Marie Osmond on finding solace in music: I'll stop working when I die

Marie Osmond may have enjoyed a lasting music career, but she didn’t always feel confident about herself.

“When I was 15, a producer told me I was an embarrassment to my family and that I needed to keep food out of my fat face; that 260 people could lose their jobs because I was getting fat and ugly,” the 57-year-old revealed during a recent appearance during “Conversations With Norm Q&A” with columnist Norm Clarke in Las Vegas.

“I was working 18-hour days six or seven days a week, and when I wasn’t doing shows, I was in the recording studio,” she added. “My life was pretty much mapped out for me 24/7.”

Despite her blossoming career, Osmond was troubled by her personal life. At age 25, she divorced her first husband and found herself struggling as a single parent.

“I had a child, I was a single mother, and I didn’t know if I could feed [my son] or pay my rent,” she said. “I realized I was now emotionally damaged enough to genuinely sing country music!”

But Osmond’s woes didn’t end there. In 2011, her son Michael committed suicide at age 18 after a lifelong battle with depression.

“If I didn’t have my faith in God, I don’t know how I could survive,” she told ET in 2014. “There’s not a day that goes by where you know, people say, ‘Does it get easier?’ No. Does God give you respite? Absolutely… it’s a month of great reflection, love. He’s still a very big part of my family.”

The mother of eight admitted there were times when she didn’t have a will to live.

“Five times I almost drove my car off a cliff because I truly believed everyone would be better off without me, [but] I’m a fighter,” she said. “[I’m] in a good place now… [being a mother] is the greatest job I’ve had. I’m so proud of my children. I’m so in love with them all.”

Osmond continues to find solace in music and performing for her fans, which is why she has zero plans to slow down anytime soon.
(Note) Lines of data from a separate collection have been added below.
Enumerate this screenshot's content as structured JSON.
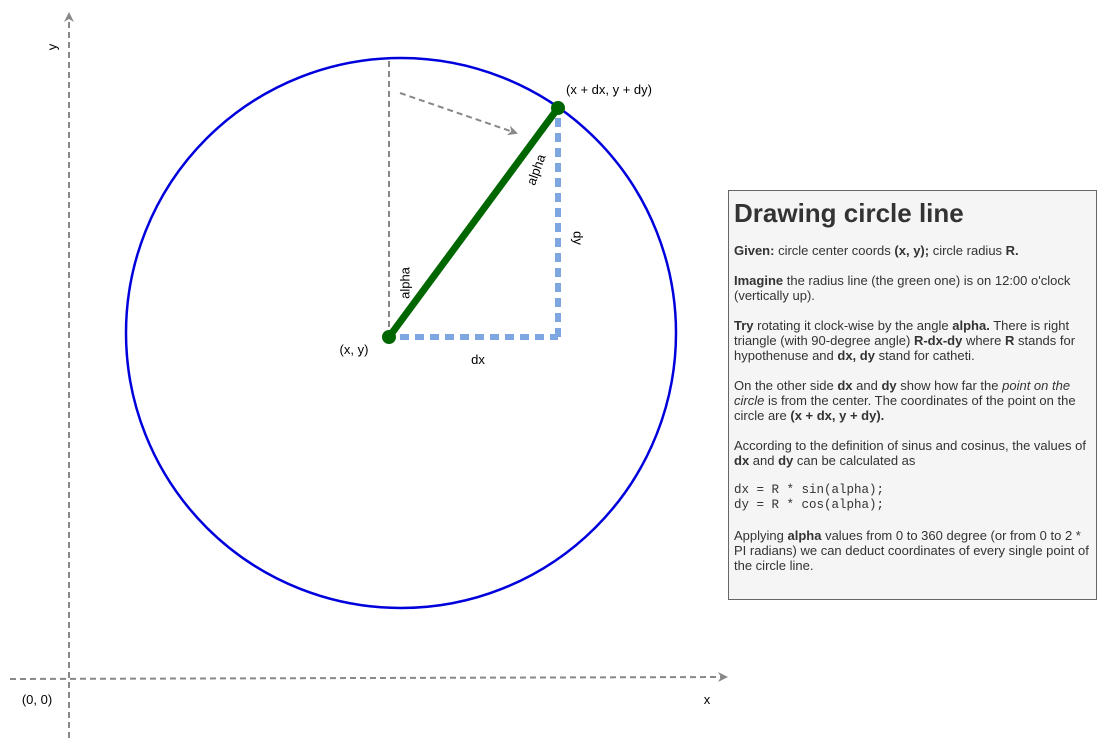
{
  "labels": {
    "y_axis": "y",
    "x_axis": "x",
    "origin": "(0, 0)",
    "center": "(x, y)",
    "circle_point": "(x + dx, y + dy)",
    "alpha_vertical": "alpha",
    "alpha_radius": "alpha",
    "dx": "dx",
    "dy": "dy"
  },
  "colors": {
    "axis": "#888888",
    "circle": "#0000dd",
    "radius": "#006600",
    "catheti": "#7ea6e0",
    "rotation_arrow": "#888888"
  },
  "info": {
    "title": "Drawing circle line",
    "p1_b1": "Given:",
    "p1_t1": " circle center coords ",
    "p1_b2": "(x, y);",
    "p1_t2": " circle radius ",
    "p1_b3": "R.",
    "p2_b1": "Imagine",
    "p2_t1": " the radius line (the green one) is on 12:00 o'clock (vertically up).",
    "p3_b1": "Try",
    "p3_t1": " rotating it clock-wise by the angle ",
    "p3_b2": "alpha.",
    "p3_t2": " There is right triangle (with 90-degree angle) ",
    "p3_b3": "R-dx-dy",
    "p3_t3": " where ",
    "p3_b4": "R",
    "p3_t4": " stands for hypothenuse and ",
    "p3_b5": "dx, dy",
    "p3_t5": " stand for catheti.",
    "p4_t1": "On the other side ",
    "p4_b1": "dx",
    "p4_t2": " and ",
    "p4_b2": "dy",
    "p4_t3": " show how far the ",
    "p4_i1": "point on the circle",
    "p4_t4": " is from the center. The coordinates of the point on the circle are ",
    "p4_b3": "(x + dx, y + dy).",
    "p5_t1": "According to the definition of sinus and cosinus, the values of ",
    "p5_b1": "dx",
    "p5_t2": " and ",
    "p5_b2": "dy",
    "p5_t3": " can be calculated as",
    "code": "dx = R * sin(alpha);\ndy = R * cos(alpha);",
    "p6_t1": "Applying ",
    "p6_b1": "alpha",
    "p6_t2": " values from 0 to 360 degree (or from 0 to 2 * PI radians) we can deduct coordinates of every single point of the circle line."
  }
}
“[I’ll stop working] when I die!” she said. “In 50 years, people aren’t going to know who I am, but my children will and my grandchildren will, and that’s what’s important."